Both accessory and accomplice are terms the legal system uses to refer to people who were involved in a crime. The difference is how much knowledge and participation the person had.

An accomplice is someone who knows about the crime and voluntarily helps. This can be someone who signals that a building is open, provides a person with someone’s banking information, or drives the car that’s used to make a fast getaway from a crime. There are situations when an accessory can be charged as both an accomplice and an accessory. Accomplice charges are usually written up as aiding and abetting.

From a legal standpoint, an accessory is someone who gets involved with the crime after the fact. Typically, they learn about the crime and work to help misdirect the police with the idea that it will help the actual perpetrator evade charges. A person can be charged as an accessory without also being an accomplice.

When trying to decide if an individual should be charged with a misdemeanor or felony, the prosecutor has to look at the individual’s history and the type of crime that was committed. In many cases, the deciding factor is whether the original crime as a felony or misdemeanor.

The maximum sentence attached to a misdemeanor accessory conviction is a year in jail and a $5,000 fine. The maximum sentence for a felony accessory conviction is a $5,000 fine and three years in a state prison.

The way that California’s aiding and abetting laws are written means that an accomplice can face the exact same consequences for the crime as the person who actually committed the act. For example, the getaway driver of a bank is technically an accomplice, they didn’t rob the bank, they simply drove a car. However, as an accomplice, they will still face bank robbery charges. Whether they face as severe of charges as the individual who actually broke into the bank will depend on several different factors.

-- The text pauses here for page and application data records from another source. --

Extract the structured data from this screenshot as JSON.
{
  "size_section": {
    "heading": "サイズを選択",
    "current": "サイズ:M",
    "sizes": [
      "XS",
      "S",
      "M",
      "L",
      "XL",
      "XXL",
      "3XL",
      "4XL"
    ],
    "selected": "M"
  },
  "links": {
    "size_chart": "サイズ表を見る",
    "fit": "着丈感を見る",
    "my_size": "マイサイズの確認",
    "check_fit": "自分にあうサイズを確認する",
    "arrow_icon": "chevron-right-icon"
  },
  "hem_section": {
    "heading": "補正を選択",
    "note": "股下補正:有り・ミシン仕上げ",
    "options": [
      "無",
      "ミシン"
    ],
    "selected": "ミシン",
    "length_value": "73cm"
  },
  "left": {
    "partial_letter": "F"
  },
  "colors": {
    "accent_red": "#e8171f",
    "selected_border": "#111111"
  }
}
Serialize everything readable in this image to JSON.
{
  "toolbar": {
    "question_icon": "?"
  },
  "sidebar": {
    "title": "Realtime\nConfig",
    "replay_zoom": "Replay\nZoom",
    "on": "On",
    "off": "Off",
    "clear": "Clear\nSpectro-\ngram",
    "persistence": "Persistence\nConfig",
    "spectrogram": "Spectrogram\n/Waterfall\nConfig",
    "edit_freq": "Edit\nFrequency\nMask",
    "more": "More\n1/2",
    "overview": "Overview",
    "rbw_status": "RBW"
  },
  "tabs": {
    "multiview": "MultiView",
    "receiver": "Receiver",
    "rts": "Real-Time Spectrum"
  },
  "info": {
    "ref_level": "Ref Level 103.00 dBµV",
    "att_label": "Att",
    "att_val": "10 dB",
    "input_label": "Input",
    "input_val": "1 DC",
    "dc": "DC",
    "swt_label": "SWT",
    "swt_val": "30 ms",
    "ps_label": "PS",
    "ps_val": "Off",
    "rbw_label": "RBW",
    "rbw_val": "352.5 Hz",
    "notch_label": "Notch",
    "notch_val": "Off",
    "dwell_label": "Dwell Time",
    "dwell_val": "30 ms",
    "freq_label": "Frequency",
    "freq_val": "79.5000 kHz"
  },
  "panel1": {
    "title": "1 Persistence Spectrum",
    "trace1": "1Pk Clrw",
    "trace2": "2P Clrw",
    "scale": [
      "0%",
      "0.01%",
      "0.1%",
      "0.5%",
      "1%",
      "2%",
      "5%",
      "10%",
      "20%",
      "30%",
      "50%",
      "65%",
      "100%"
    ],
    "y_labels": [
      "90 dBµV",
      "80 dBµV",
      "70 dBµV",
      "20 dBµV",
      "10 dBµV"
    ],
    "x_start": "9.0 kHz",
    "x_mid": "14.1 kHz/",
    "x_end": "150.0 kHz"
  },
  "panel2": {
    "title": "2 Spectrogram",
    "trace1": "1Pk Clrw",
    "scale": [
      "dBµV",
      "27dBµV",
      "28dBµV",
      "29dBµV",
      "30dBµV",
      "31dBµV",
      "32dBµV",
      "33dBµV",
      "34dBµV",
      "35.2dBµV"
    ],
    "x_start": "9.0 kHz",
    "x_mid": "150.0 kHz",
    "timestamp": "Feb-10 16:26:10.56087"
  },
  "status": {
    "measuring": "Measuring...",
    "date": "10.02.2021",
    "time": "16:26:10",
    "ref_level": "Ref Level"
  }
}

To convict someone as an accomplice, the prosecution has to prove that they had knowledge of the crime, knew they were assisting in the crime and that they were doing so voluntarily.